The UK’s Most Infamous Number Plate Collector?

Sir Gerald Nabarro
Sir Gerald Nabarro

Today the “personalised plate” business is booming as more and more drivers choose to add a little of their own personality to their chariot of choice, but it was not always this way. In the not too distant past, the acquisition of a private number plate was strictly reserved for the rich and famous and few ordinary people could have ever imagined that one day they too could join this motoring elite. The process of obtaining and transferring a personalised registration was complex and expensive but this did not deter some ardent autonumerologists from going to great lengths to acquire a suitable plate (or plates!)

One of the UK’s best known collectors of cherished numbers was the successful businessman and politician Sir Gerald Nabarro. Serving as a Conservative MP between 1950 and 1973, Sir Gerald was a well-known figure noted for his outspoken views, booming voice and handlebar moustache. He vehemently opposed the UK’s entry to the Common Market (the precursor of the EU) and was undeniably racist. The public of course either loved him or loathed him. His cars invariably wore his personalised plates, the most famous of which was “NAB 1”. Of course one good plate does not constitute a collection so further “NAB” plates were added until he eventually owned the whole sequence running from “NAB 1” to “NAB 10”.
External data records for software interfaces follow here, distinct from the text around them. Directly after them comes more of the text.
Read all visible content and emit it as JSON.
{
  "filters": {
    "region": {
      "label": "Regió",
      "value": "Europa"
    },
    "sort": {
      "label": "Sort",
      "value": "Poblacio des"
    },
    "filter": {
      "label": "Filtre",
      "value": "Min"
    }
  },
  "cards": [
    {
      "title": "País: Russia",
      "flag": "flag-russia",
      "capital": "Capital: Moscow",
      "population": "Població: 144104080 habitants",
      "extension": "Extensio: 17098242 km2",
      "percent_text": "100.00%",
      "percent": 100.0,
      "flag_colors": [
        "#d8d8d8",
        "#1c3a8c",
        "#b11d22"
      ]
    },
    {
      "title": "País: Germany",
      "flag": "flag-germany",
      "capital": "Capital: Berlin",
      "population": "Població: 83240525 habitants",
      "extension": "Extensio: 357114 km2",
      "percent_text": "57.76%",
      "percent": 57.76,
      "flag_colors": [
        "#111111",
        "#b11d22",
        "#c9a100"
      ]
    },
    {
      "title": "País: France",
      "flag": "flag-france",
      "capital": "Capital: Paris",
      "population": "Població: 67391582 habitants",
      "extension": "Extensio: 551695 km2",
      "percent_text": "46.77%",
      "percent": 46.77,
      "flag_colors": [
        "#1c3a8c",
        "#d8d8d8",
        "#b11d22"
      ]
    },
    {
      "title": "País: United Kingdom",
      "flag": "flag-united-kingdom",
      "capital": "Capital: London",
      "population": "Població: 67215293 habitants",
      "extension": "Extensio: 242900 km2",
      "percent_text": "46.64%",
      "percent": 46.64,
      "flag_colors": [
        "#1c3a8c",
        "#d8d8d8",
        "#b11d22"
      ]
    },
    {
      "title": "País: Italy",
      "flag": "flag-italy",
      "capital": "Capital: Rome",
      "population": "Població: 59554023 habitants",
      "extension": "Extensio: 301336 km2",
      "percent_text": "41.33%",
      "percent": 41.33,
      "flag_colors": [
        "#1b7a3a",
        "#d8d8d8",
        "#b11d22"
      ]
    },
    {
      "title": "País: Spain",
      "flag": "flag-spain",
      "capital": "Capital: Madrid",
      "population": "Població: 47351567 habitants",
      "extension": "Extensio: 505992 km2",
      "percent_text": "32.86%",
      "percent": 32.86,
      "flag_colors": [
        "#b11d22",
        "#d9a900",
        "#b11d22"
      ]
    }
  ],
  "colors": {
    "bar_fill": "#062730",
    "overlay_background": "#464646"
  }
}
It is now largely forgotten that during Nabarro’s time, the UK Government decided to make it illegal to transfer registration numbers from one vehicle to another, a move which would have effectively killed off the practice in this country. Naturally the private plate enthusiasts of the day were furious. They tended to be rich and influential people and of course included Sir Gerald Nabarro. He had no intention of taking this lying down and campaigned enthusiastically to get public support behind him in opposing this move. The Government did go on to make a complete U-turn on this policy and, although no reason was ever given for this change of mind, many people believe that it was due in no small part to the actions of the larger-than-life Sir Gerald Nabarro.

A personalised registration number may be seen as a status symbol or a bit of one upmanship but having an instantly recognisable number can also have its downsides. Ironically, perhaps the greatest British car number collector of all times discovered this when his Daimler Sovereign bearing his “NAB 1” plate was allegedly spotted going the wrong way round a roundabout. In court Nabarro insisted that his company secretary had been driving at the time, an account which she also verified, but Nabarro was found guilty receiving a fine and driving ban. On appeal, he produced witnesses to say that they had observed that the woman was driving at the time and the conviction was overturned. Interestingly, standing behind him on the court steps, was his parliamentary secretary, Christine Holman who subsequently married another MP, Neil Hamilton. In a strange twist of fate, Christine Hamilton was also later to narrowly avoid a motoring conviction by arguing that, at the time of the offence, it was not known whether she or her husband were driving the car. This legal loophole was later sometimes referred to as the Hamilton effect.

So Sir Gerald Nabarro may have been a controversial figure but without his intervention private number plates would now probably be little more than a distant memory. Today’s DVLA registration plate enthusiasts really have things much easier with most of the best online dealers able to offer a simple search tool to find and buy the perfect number plate. Another interesting idea, again going back to Sir Gerald, is to collect and retain numbers for future use. The plate retention process has been simplified and made much less expensive so holding onto a good plate could even represent a good financial investment. Many people may regard the very idea of collecting cherished registrations as completely nonsensical but is it really any more foolish than stamp collecting?